Activision Blizzard is making a "major foray" into esports, a once-niche genre that is now "reaching a tipping point," according to Michal Lev-Ram of FORTUNE. Revenue from esports will approach $700M this year. Activision's Overwatch League launching later this year will "essentially control all the competing teams and the distribution of all the games." Activision "thinks that these opportunities, combined with sponsorships and advertising, not to mention Overwatch-branded merchandise like T-shirts and hats, could bring the company billions in annual revenue as the e‑sports audience grows." The company's acquisition of Major League Gaming "hasn’t yet resulted in new operating profits." but the pedigrees of CEO Bobby Kotick’s recent hires "hint at how eagerly he wants to establish the company as a mainstream entertainer." Former ESPN CEO Steve Bornstein chairs Kotick’s esports division, while former Fox Sports Exec VP Pete Vlastelica is MLG CEO. The "Overwatch" title has "become Blizzard’s fastest-growing game to date," generating more than $1B in revenue and amassing 30 million players since its introduction just a year ago, showing "why it’s the game to which Kotick is harnessing his e‑sports ambitions." Kotick "hopes to make e‑sports more mainstream." One way he is "doing that: instituting teams that are city-based -- a first in professional e‑sports." Activision also "doesn’t have to deal with the legacy TV networks that have tied up traditional sports rights for years." Vlastelica said, “E‑sports is the first digital native sport. We’re not encumbered by the paid-TV ecosystem that keeps the content out of the hands of young people who, frankly, don’t watch TV" (FORTUNE, 6/15 issue).

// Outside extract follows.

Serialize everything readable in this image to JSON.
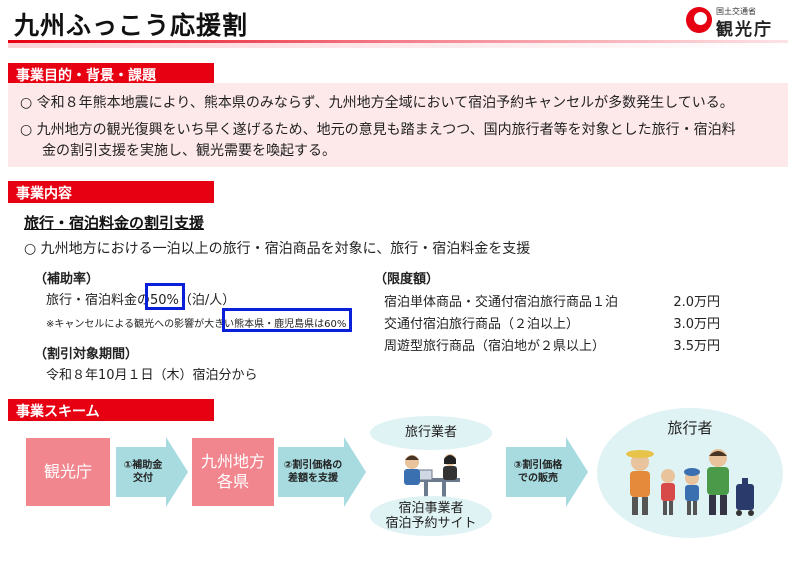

PGA of America CEO Pete Bevacqua in a video released to its 28,000 members on Wednesday said that the organization has been "conducting studies for the last four years on whether to move the PGA Championship from August to May." Bevacqua said that he will "meet with his executive board later this month at Sunriver in Oregon, the site of the PGA Club Pro Championship, to give more of an update." He "repeated the motivation for moving the PGA, to avoid conflicts every four years with Olympic golf" (FLORIDA TIMES-UNION, 6/8).

FAR EASTERN CONFERENCE? NBA 2K esports league Managing Dir Brendan Donohue said that the league has "no plans at this time to expand" its upcoming esports venture into the Chinese market. Donohue: "The NBA is not actively planning a separate esports league in China" (ESPN.com, 6/8). NBA China CEO David Shoemaker had said that the league is "looking into launching" a separate esports league for China in a "bid to tap into the world's second largest economy." He said that the NBA is "considering either a separate" esports league in China or "including Chinese teams in the U.S." (CNBC.com, 6/7).